Today’s topic is about the “Beauty Born out of Brokenness”.
This is a super general question, but have you had anything broken in life… like have you had glasses or precious toys break? Has your computer or car broken down on you?
What do you do when things break on you? Do you try to repair and save them, or do you throw them away? Of course, sometimes it will make more sense to replace them with something new, other times, unquantifiable value is preserved to something broken; money can’t buy sentiment.
Next question is “have you ever had anything intangible broken in life… such as promises, goals, relationships. These are tough. I happen to have many. The dreams that my efforts fell short of. A relationship with another human that’s been broken. Opportunities that have been lost. No matter how it happened, it is disappointing and painful simply because something isn’t just repairable or replaceable. When it’s gone, it's gone.
You may ask yourself why this happened. What went wrong? And you wish you could have been better and wiser. I assume that you all have been through something similar.
My last question is “Have you ever been broken?” When you feel broken, you may feel shame and your pride may hurt. It's painful and you may go through rough times. You know that you cannot remain broken forever but it’s so hard to pick yourself up. So what do you do? How can you move forward?

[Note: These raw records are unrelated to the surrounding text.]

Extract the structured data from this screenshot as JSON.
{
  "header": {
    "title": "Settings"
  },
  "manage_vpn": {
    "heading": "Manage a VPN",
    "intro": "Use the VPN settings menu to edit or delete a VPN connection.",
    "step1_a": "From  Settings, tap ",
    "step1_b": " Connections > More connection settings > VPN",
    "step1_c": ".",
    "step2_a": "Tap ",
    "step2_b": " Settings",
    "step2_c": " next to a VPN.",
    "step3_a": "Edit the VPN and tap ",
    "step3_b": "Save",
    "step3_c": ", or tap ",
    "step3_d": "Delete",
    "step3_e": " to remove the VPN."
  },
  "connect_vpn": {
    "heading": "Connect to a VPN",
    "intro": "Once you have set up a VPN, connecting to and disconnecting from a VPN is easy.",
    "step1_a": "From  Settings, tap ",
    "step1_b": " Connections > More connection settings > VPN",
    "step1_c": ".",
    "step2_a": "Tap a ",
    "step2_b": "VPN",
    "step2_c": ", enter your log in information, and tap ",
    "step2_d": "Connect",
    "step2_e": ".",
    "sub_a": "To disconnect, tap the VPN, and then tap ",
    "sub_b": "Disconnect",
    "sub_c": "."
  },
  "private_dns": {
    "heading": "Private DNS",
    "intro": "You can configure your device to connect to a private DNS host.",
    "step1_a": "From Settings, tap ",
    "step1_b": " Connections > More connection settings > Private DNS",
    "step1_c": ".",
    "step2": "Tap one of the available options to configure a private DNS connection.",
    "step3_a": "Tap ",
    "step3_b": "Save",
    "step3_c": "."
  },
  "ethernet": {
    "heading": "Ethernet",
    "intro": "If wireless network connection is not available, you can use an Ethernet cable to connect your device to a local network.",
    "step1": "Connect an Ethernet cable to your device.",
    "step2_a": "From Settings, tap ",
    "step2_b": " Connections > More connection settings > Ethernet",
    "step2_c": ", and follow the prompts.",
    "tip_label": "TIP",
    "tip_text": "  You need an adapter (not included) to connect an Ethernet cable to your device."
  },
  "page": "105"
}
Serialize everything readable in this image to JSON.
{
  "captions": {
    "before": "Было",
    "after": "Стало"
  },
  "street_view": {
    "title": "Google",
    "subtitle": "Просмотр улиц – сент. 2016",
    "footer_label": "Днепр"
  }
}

So today, I want to share the message of Kintsugi, which gives a whole new way of looking at yourself and outlook of your future. It is especially for those of us who are in difficult situations but also for everyone, even if you are doing alright in this moment. Because life promises no place of safety and we humans are always subjected to brokenness. In life, we risk loss and pain. We risk being acted upon by forces outside our control.
As you may know, kintsugi is the centuries-old Japanese art of fixing broken pottery. Kintsugi technique uses a special tree sap lacquer to put pieces back together with powdered gold dusted over it. Beautiful seams of gold in the random cracks of pottery gives a whole new “one-of-a-kind” appearance to each “repaired” piece.
While Kintsugi offers practical aspects of saving the pottery and giving them a second life, there is so much more about the aesthetic beauty and philosophy of kintsugi that we can appreciate and learn from. So let’s go over them.
First, Kintsugi recognizes the fractures and damages as part of the history of an object. Not only is there no attempt to hide or disguise them, but it also literally illuminates them by using gold, which often makes the repaired piece even more beautiful than the original. It celebrates the revitalization of the broken pottery with a new look and embraces its imperfection.
Secondly, Kintsugi relates to the Japanese philosophy of Mushin, where Mu (無) is nothing and shin (心) is our mind. Mushin refers to the state of “no-mind”, free from attachment, anger, fear, or all other thoughts and emotions. It is the idea of acceptance of changes, fate, as well as openness to what’s new while fully existing within the moment. Zen Buddhists, Daoists, artists, and martial artists, and many others attempt to reach this state during their practice, meditations, and everyday activities.
Christy Bartlett, the author of “The Aesthetics of Mended Japanese Ceramics” said this:
The vicissitudes of existence over time, to which all humans are susceptible, could not be clearer than in the breaks, the knocks, and the shattering to which ceramic ware too is subject. This poignancy or aesthetic of existence has been known in Japan as mono no aware, a compassionate sensitivity, or perhaps identification with things outside oneself.
Kintsugi fosters the idea that a brokenness in itself and of itself can be a beautiful state, and we can always begin a new start despite the past failures. I also want to emphasize on the power of accepting imperfection and being open to change. It helps us break free from the obsession of perfectionism.
What is even more powerful is that when we experience brokenness and acceptance, we often find a new way to express ourselves to have breakthroughs occur. It helps us liberate ourselves, unlock creativity that is fearless and open for experimentation, and reach a different mindset, one that wouldn't have been forced out otherwise. Tony Robbins famously said, “There is no breakthrough without a breakdown”.
I think Kintsugu pottery is so beautiful. Each one is unique and poignantly crafted. If you feel broken, or if you have been broken, you are beautiful because of your cracks and because of your imperfection. But even better, you are soon to experience something even more beautiful and extraordinary to come of brokenness.
That’s all for today! If you like the video, please like it, subscribe it, or leave a comment. Thank you for watching, see you next time!
· Christy Bartlett, “The Aesthetics of Mended Japanese Ceramics”.
· Bell Hooks, “The practice of love offers no place of safety. We risk loss, hurt, pain. We risk being acted upon by forces outside our control.”